Jon Shepherd said...

They should be calibrated by now. If not, just compare the other pitchers as they go from park to park.

Also if it was spotty calibration...it certainly is remarkable how the fastball gets slower every time out.

I think it is rather unquestionable that his velocity is decreasing.

Daniel said...

a couple of theories: I think the guns were hot in Seattle during that first series that he came up in, I can't confirm this, but it seems like maybe it could be considered.

second: he seems to be throwing his cutter a lot more which could cause a drop in velo. overall, he's seemed pretty effective whether he's throwing 95 or 91 this year, even against a team like NY, so I'm not terribly worried yet.
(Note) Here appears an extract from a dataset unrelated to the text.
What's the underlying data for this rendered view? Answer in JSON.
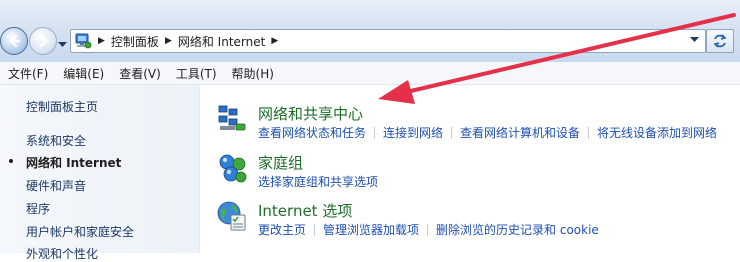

Jon Shepherd said...

The first hypothesis does not jive well with the rest of the data set. the second hypothesis probably does not explain things because pitch fx does identify cutters.

Chris Claxton said...

I thought the guns were hot in Seattle. I seem to remember everyone being surprised at Chen's velocity there too.

That said, there's still an obvious decrease happening. If it levels off or just fluctuates around where it is now, it doesn't seem like it should be a problem. But then again, other than the Yankees (and that was the Yankees lite), Tillman hasn't exactly faced a tough lineup yet.

Jon Shepherd said...

July 30, 2014 is when Chris Tillman's pitching will be him going into his wind up and then gently setting the ball on the rubber.

Chris Claxton said...

And at that time he will have officially mastered the game of baseball.

"Subtle and insubstantial, the expert leaves no trace; divinely mysterious, he is inaudible. Thus he is the master of his enemy's fate."